= Task objective =
In the records that follow, show each line where the word "special" is present.

--- Records provided ---

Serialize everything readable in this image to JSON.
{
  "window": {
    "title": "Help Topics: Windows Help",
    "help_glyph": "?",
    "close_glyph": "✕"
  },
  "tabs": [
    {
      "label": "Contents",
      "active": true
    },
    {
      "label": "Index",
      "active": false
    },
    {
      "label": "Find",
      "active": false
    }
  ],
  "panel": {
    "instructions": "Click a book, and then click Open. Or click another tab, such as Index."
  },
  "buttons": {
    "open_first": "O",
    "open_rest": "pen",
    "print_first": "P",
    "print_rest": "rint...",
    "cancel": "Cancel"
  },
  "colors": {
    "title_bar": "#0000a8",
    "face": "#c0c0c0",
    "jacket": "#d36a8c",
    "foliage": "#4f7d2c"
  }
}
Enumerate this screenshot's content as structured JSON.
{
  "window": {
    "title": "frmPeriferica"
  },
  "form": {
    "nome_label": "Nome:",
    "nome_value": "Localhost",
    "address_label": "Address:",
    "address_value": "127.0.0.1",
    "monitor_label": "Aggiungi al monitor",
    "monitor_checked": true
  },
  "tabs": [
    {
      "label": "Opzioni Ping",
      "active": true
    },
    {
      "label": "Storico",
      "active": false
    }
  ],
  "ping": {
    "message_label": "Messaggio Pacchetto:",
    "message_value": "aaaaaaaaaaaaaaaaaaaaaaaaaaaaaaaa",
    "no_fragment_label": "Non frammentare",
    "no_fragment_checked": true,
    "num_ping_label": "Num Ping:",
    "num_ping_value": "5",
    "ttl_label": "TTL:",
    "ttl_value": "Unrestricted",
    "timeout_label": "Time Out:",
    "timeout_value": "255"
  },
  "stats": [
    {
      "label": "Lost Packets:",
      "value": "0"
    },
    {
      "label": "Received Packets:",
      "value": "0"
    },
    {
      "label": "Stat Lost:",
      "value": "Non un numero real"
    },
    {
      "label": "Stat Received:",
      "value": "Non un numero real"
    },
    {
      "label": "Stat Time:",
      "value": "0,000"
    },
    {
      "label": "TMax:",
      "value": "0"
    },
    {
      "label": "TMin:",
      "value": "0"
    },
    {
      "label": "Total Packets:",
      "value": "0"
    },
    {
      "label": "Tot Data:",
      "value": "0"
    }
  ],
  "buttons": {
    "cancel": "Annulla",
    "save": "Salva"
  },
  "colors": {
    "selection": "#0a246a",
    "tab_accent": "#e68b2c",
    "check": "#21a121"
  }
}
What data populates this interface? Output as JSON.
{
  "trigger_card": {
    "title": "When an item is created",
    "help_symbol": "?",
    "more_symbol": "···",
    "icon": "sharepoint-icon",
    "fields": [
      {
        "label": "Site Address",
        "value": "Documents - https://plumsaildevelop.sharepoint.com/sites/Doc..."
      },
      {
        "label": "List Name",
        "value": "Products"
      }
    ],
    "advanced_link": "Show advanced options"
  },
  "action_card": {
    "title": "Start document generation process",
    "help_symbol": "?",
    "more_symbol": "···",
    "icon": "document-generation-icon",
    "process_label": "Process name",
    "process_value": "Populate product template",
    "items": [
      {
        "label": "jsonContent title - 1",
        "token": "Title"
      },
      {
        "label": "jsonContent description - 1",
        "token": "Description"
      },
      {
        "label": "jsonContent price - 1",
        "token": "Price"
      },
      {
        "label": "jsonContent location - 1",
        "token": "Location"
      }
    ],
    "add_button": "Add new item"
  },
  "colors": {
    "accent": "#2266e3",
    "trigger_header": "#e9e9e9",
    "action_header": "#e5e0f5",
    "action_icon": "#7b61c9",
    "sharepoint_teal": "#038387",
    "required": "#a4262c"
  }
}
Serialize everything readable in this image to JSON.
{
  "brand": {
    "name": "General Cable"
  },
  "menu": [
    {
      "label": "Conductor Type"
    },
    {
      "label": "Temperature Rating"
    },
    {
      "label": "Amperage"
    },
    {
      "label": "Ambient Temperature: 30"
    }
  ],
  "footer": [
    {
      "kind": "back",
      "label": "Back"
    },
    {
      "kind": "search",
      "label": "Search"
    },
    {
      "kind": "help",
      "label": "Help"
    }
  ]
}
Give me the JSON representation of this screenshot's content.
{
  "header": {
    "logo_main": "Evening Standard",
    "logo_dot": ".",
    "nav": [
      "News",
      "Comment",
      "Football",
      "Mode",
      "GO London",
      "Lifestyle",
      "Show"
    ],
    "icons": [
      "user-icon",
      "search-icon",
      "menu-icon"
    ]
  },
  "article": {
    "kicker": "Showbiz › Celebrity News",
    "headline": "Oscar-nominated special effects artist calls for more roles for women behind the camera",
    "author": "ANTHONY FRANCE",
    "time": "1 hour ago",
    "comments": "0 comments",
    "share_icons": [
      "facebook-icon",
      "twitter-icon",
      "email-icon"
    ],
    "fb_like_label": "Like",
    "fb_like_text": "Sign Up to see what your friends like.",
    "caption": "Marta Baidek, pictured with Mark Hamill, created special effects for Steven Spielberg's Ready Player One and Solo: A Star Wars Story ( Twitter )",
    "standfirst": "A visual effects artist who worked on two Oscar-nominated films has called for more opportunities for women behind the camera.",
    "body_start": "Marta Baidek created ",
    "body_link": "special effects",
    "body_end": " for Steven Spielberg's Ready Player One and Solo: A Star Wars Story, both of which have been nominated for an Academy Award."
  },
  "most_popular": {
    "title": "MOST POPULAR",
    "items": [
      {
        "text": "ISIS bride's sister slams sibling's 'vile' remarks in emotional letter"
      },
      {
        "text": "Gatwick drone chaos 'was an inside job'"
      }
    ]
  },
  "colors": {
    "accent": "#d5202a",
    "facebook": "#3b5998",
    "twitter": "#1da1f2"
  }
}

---

= Solution to the problem =
    "headline": "Oscar-nominated special effects artist calls for more roles for women behind the camera",
    "caption": "Marta Baidek, pictured with Mark Hamill, created special effects for Steven Spielberg's Ready Player One and Solo: A Star Wars Story ( Twitter )",
    "body_link": "special effects",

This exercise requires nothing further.